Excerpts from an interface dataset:
Segment Open
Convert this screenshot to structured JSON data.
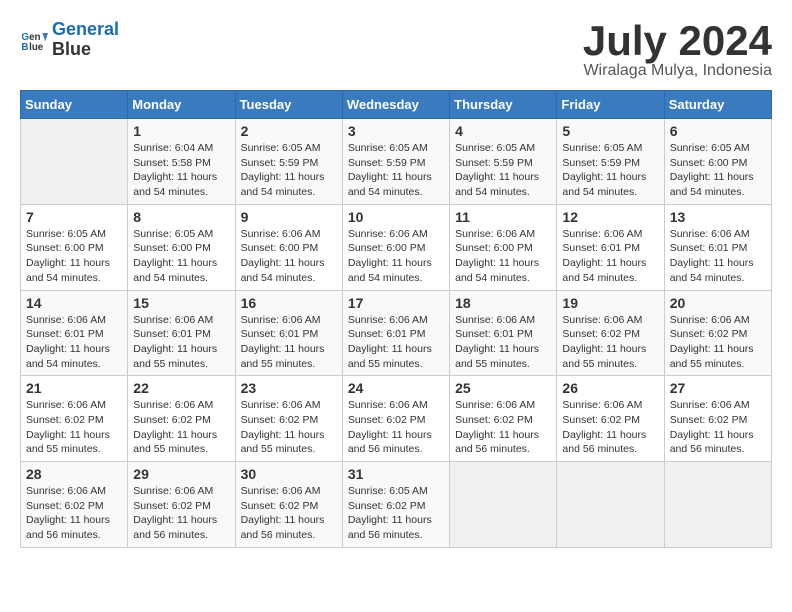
{
  "header": {
    "logo_line1": "General",
    "logo_line2": "Blue",
    "title": "July 2024",
    "subtitle": "Wiralaga Mulya, Indonesia"
  },
  "days_of_week": [
    "Sunday",
    "Monday",
    "Tuesday",
    "Wednesday",
    "Thursday",
    "Friday",
    "Saturday"
  ],
  "weeks": [
    [
      {
        "day": "",
        "info": ""
      },
      {
        "day": "1",
        "info": "Sunrise: 6:04 AM\nSunset: 5:58 PM\nDaylight: 11 hours\nand 54 minutes."
      },
      {
        "day": "2",
        "info": "Sunrise: 6:05 AM\nSunset: 5:59 PM\nDaylight: 11 hours\nand 54 minutes."
      },
      {
        "day": "3",
        "info": "Sunrise: 6:05 AM\nSunset: 5:59 PM\nDaylight: 11 hours\nand 54 minutes."
      },
      {
        "day": "4",
        "info": "Sunrise: 6:05 AM\nSunset: 5:59 PM\nDaylight: 11 hours\nand 54 minutes."
      },
      {
        "day": "5",
        "info": "Sunrise: 6:05 AM\nSunset: 5:59 PM\nDaylight: 11 hours\nand 54 minutes."
      },
      {
        "day": "6",
        "info": "Sunrise: 6:05 AM\nSunset: 6:00 PM\nDaylight: 11 hours\nand 54 minutes."
      }
    ],
    [
      {
        "day": "7",
        "info": "Sunrise: 6:05 AM\nSunset: 6:00 PM\nDaylight: 11 hours\nand 54 minutes."
      },
      {
        "day": "8",
        "info": "Sunrise: 6:05 AM\nSunset: 6:00 PM\nDaylight: 11 hours\nand 54 minutes."
      },
      {
        "day": "9",
        "info": "Sunrise: 6:06 AM\nSunset: 6:00 PM\nDaylight: 11 hours\nand 54 minutes."
      },
      {
        "day": "10",
        "info": "Sunrise: 6:06 AM\nSunset: 6:00 PM\nDaylight: 11 hours\nand 54 minutes."
      },
      {
        "day": "11",
        "info": "Sunrise: 6:06 AM\nSunset: 6:00 PM\nDaylight: 11 hours\nand 54 minutes."
      },
      {
        "day": "12",
        "info": "Sunrise: 6:06 AM\nSunset: 6:01 PM\nDaylight: 11 hours\nand 54 minutes."
      },
      {
        "day": "13",
        "info": "Sunrise: 6:06 AM\nSunset: 6:01 PM\nDaylight: 11 hours\nand 54 minutes."
      }
    ],
    [
      {
        "day": "14",
        "info": "Sunrise: 6:06 AM\nSunset: 6:01 PM\nDaylight: 11 hours\nand 54 minutes."
      },
      {
        "day": "15",
        "info": "Sunrise: 6:06 AM\nSunset: 6:01 PM\nDaylight: 11 hours\nand 55 minutes."
      },
      {
        "day": "16",
        "info": "Sunrise: 6:06 AM\nSunset: 6:01 PM\nDaylight: 11 hours\nand 55 minutes."
      },
      {
        "day": "17",
        "info": "Sunrise: 6:06 AM\nSunset: 6:01 PM\nDaylight: 11 hours\nand 55 minutes."
      },
      {
        "day": "18",
        "info": "Sunrise: 6:06 AM\nSunset: 6:01 PM\nDaylight: 11 hours\nand 55 minutes."
      },
      {
        "day": "19",
        "info": "Sunrise: 6:06 AM\nSunset: 6:02 PM\nDaylight: 11 hours\nand 55 minutes."
      },
      {
        "day": "20",
        "info": "Sunrise: 6:06 AM\nSunset: 6:02 PM\nDaylight: 11 hours\nand 55 minutes."
      }
    ],
    [
      {
        "day": "21",
        "info": "Sunrise: 6:06 AM\nSunset: 6:02 PM\nDaylight: 11 hours\nand 55 minutes."
      },
      {
        "day": "22",
        "info": "Sunrise: 6:06 AM\nSunset: 6:02 PM\nDaylight: 11 hours\nand 55 minutes."
      },
      {
        "day": "23",
        "info": "Sunrise: 6:06 AM\nSunset: 6:02 PM\nDaylight: 11 hours\nand 55 minutes."
      },
      {
        "day": "24",
        "info": "Sunrise: 6:06 AM\nSunset: 6:02 PM\nDaylight: 11 hours\nand 56 minutes."
      },
      {
        "day": "25",
        "info": "Sunrise: 6:06 AM\nSunset: 6:02 PM\nDaylight: 11 hours\nand 56 minutes."
      },
      {
        "day": "26",
        "info": "Sunrise: 6:06 AM\nSunset: 6:02 PM\nDaylight: 11 hours\nand 56 minutes."
      },
      {
        "day": "27",
        "info": "Sunrise: 6:06 AM\nSunset: 6:02 PM\nDaylight: 11 hours\nand 56 minutes."
      }
    ],
    [
      {
        "day": "28",
        "info": "Sunrise: 6:06 AM\nSunset: 6:02 PM\nDaylight: 11 hours\nand 56 minutes."
      },
      {
        "day": "29",
        "info": "Sunrise: 6:06 AM\nSunset: 6:02 PM\nDaylight: 11 hours\nand 56 minutes."
      },
      {
        "day": "30",
        "info": "Sunrise: 6:06 AM\nSunset: 6:02 PM\nDaylight: 11 hours\nand 56 minutes."
      },
      {
        "day": "31",
        "info": "Sunrise: 6:05 AM\nSunset: 6:02 PM\nDaylight: 11 hours\nand 56 minutes."
      },
      {
        "day": "",
        "info": ""
      },
      {
        "day": "",
        "info": ""
      },
      {
        "day": "",
        "info": ""
      }
    ]
  ]
}
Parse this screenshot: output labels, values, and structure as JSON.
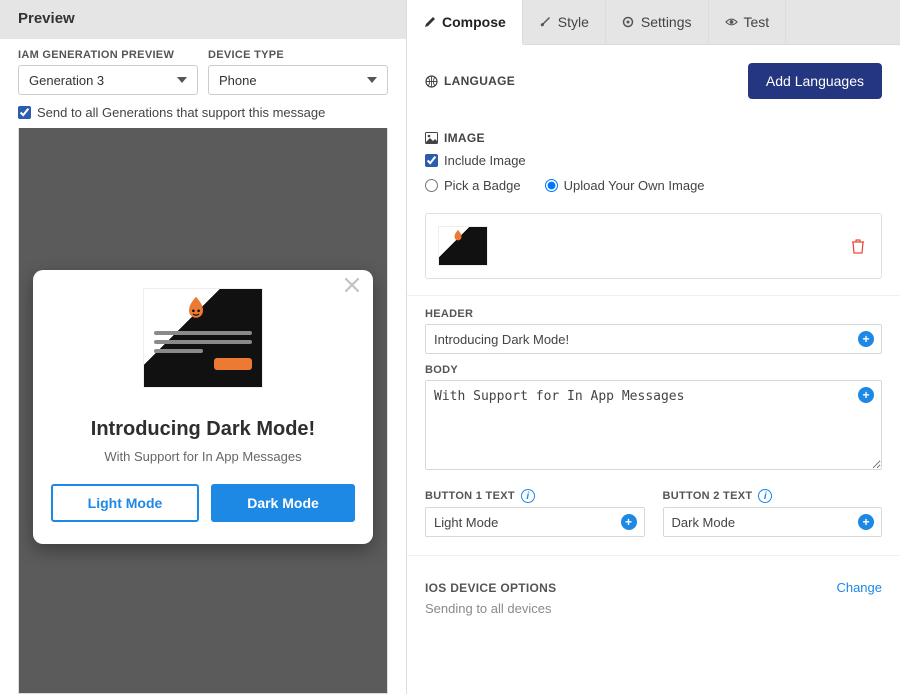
{
  "left": {
    "header": "Preview",
    "gen_label": "IAM GENERATION PREVIEW",
    "gen_value": "Generation 3",
    "device_label": "DEVICE TYPE",
    "device_value": "Phone",
    "send_all": "Send to all Generations that support this message",
    "card": {
      "title": "Introducing Dark Mode!",
      "subtitle": "With Support for In App Messages",
      "btn1": "Light Mode",
      "btn2": "Dark Mode"
    }
  },
  "tabs": {
    "compose": "Compose",
    "style": "Style",
    "settings": "Settings",
    "test": "Test"
  },
  "lang": {
    "title": "LANGUAGE",
    "add_btn": "Add Languages"
  },
  "image_sec": {
    "title": "IMAGE",
    "include": "Include Image",
    "pick_badge": "Pick a Badge",
    "upload": "Upload Your Own Image"
  },
  "header_field": {
    "label": "HEADER",
    "value": "Introducing Dark Mode!"
  },
  "body_field": {
    "label": "BODY",
    "value": "With Support for In App Messages"
  },
  "btn1_field": {
    "label": "BUTTON 1 TEXT",
    "value": "Light Mode"
  },
  "btn2_field": {
    "label": "BUTTON 2 TEXT",
    "value": "Dark Mode"
  },
  "ios": {
    "title": "IOS DEVICE OPTIONS",
    "change": "Change",
    "sub": "Sending to all devices"
  },
  "colors": {
    "primary_btn_bg": "#24367f",
    "accent": "#1e88e5",
    "flame": "#ed7a32"
  }
}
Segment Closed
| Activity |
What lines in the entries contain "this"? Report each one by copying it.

| Response |
Convert this screenshot to structured JSON data.
Parse this screenshot: output labels, values, and structure as JSON.
    "send_all": "Send to all Generations that support this message",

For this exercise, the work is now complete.